It was a great event attended by Singhai Marine Managing Director, Mr Terence Zhao Wei and Business Development Director, Mr Johnny Sim.
The speakers lists include:
Tan Beng Tee, Assistant Chief Executive (Development), Maritime and Port Authority of Singapore (MPA)
James Marshall, CEO Berge Bulk
Michael A.J. Parker, Global Industry Head, Shipping, Logistics and Offshore Industries, Citi
Andreas Østern, Head of Shipping, Offshore & Logistics Asia, DNB
Mark Jackson, CEO The Baltic Exchange
Kenny Rogers, Head, Aurora Tankers Management
Andrew Hoare, Managing Director & Group COO, Navig8 Asia
Kirsi Tikka, Executive Vice President, ABS
Peter Lye, Head of Shipping, Anglo American
Thomas Semino, CCO, Golden Ocean Management
John Su, President & CEO, Erasmus Shipinvest Group
Fiete Kallenberg, Head of Capes – Asia Pacific, Cargill Ocean Transportation
Michael Nagler, Head of Chartering, Noble Group
An interesting insight into how is the market looking today, in the next six months and the next two years? What are the risks and why are markets so volatile? What is the long-term outlook for demand and is sea-bourne trade decoupling from economic growth? With the new building order book described as ‘relatively empty’, is the shipyard crisis having an impact on capacity? Will prices remain low and encourage orders, or will capacity dry up?
Where is the money for shipping coming from? Is the lack of easy money the main contributor to more sustainable growth? Will the capital markets, especially in the US, come back for new equity and bond issues? What options are available to fund expansion today?

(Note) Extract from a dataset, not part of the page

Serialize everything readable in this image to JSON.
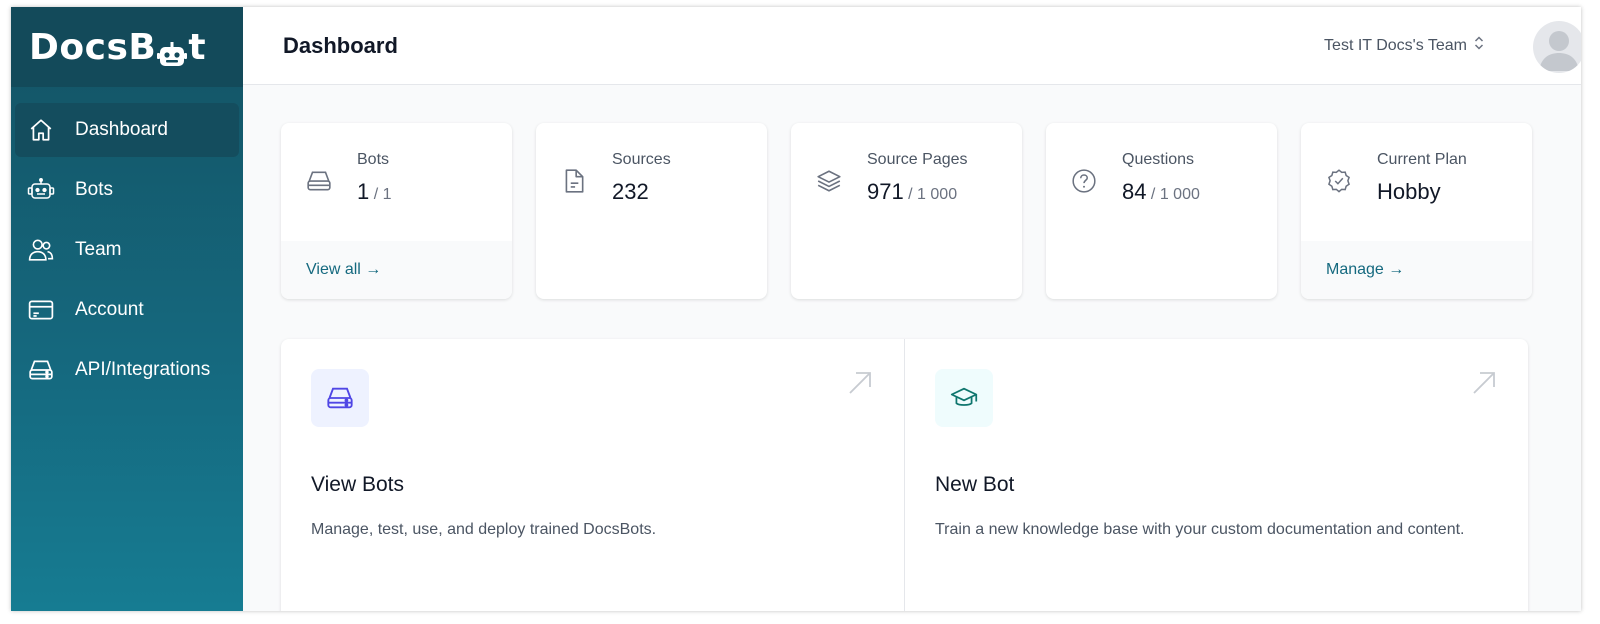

Examining closely at asset values and the business case for consolidation, how strong is the trend? Was the panel taken by surprise at the pace and magnitude of the dry bulk rate and asset value recovery during the first quarter, a typically seasonal weaker period? Profitable asset play: should owners with vessels acquired during the trough continue to trade them or sell, profit take and re-invest?
For the tankers, is it only the oil majors who set the rules and create the market, or can/do owners have influence? Does this mean only the biggest will thrive and survive given the barriers to entry? How does a privately owned smaller operator compete? Are tanker owners generally more bankable give the trend of many lenders to target the biggest names? Are short term speculative investments in tankers likely to attract employment from oil majors and finance?
Many interesting questions were asked and indepth answers provided. At the end of the day, it is continouous hardwork and a good acumen of entrepreneurship that makes the difference.